Kristen Sparrow • August 06, 2016
Stashing this one here too. Need to digest all of this…
Comparison of Electroacupuncture Frequency-related Effects on Heart Rate Variability in Healthy Volunteers: A Randomized Clinical Trial

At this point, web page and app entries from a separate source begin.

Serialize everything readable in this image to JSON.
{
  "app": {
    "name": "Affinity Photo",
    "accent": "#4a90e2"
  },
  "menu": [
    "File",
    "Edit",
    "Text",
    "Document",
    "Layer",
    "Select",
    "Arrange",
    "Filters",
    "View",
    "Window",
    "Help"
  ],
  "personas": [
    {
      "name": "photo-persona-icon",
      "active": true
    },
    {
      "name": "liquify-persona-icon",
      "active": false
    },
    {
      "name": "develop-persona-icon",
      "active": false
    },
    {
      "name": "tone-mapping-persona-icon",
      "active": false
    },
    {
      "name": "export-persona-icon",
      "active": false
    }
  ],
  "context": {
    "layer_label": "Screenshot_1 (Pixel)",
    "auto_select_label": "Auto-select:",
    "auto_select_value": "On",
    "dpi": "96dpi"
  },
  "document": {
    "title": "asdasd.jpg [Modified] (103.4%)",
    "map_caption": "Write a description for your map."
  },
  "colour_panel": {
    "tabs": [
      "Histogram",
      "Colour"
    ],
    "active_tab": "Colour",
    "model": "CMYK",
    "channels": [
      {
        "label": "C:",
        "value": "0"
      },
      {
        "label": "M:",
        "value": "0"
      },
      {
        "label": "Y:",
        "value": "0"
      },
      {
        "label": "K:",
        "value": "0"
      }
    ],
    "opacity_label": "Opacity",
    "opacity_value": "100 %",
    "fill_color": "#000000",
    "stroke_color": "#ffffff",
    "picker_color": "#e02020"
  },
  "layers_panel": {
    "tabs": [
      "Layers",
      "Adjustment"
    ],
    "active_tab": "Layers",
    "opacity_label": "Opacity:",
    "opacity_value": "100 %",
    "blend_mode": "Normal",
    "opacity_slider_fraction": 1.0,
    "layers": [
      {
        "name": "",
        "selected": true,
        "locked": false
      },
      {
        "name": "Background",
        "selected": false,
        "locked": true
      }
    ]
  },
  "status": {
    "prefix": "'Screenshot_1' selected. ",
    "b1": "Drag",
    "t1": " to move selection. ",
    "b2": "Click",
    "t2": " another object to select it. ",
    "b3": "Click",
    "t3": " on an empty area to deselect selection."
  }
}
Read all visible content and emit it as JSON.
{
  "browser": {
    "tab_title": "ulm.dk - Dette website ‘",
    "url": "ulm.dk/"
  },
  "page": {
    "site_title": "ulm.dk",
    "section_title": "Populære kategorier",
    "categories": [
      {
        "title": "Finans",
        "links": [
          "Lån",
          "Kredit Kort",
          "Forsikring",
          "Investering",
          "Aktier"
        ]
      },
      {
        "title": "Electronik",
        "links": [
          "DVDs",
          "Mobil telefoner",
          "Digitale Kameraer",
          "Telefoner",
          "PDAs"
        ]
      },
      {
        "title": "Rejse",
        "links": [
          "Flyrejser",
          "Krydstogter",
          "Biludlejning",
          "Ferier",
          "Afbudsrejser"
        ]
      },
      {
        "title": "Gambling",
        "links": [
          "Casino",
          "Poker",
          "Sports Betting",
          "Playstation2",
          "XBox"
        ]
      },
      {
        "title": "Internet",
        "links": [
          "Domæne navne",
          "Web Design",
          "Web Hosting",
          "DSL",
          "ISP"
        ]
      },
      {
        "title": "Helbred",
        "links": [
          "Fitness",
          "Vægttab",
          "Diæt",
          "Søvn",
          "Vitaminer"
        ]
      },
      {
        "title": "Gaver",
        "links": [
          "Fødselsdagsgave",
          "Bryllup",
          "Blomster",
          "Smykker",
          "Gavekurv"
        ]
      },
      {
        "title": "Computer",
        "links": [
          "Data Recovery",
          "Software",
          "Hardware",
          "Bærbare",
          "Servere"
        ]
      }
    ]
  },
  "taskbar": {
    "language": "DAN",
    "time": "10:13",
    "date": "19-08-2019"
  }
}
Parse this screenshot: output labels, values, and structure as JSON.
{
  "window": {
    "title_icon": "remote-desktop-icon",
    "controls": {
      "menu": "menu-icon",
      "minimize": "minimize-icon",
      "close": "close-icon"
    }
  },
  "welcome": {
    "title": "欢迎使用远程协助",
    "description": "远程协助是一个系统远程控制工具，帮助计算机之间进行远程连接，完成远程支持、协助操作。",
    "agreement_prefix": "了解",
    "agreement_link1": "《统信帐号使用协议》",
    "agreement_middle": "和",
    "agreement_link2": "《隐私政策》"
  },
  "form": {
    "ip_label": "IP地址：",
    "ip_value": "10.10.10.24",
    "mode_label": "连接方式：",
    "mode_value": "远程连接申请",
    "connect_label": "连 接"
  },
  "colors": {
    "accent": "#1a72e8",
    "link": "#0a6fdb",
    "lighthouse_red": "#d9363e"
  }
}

This study aimed to compare the effects of high frequency electroacupuncture (EA) and low-frequency EA on the autonomic nervous system by using a heart rate variability measuring device in normal individuals. Fourteen participants were recruited and each participated in the high-frequency and low-frequency sessions (crossover design). The order of sessions was randomized and the interval between the two sessions was over 2 weeks. Participants received needle insertion with 120-Hz stimulation during the high-frequency session (high-frequency EA group), and with 2-Hz stimulation during the low-frequency session (low-frequency EA group). Acupuncture needles were directly inserted perpendicularly to LI 4 and LI 11 acupoints followed by delivery of electric pulses to these points for 15 minutes. Heart rate variability was measured 5 minutes before and after EA stimulation by a heart rate variability measuring system. We found a significant increase in the standard deviation of the normal-to-normal interval in the high-frequency EA group, with no change in the low-frequency EA group. Both the high-frequency and low-frequency EA groups showed no significant differences in other parameters including high-frequency power, low-frequency power, and the ratio of low-frequency power to high-frequency power. Based on these findings, we concluded that high-frequency EA stimulation is more effective than low-frequency EA stimulation in increasing autonomic nervous activity and there is no difference between the two EA frequencies in enhancing sympathovagal balance.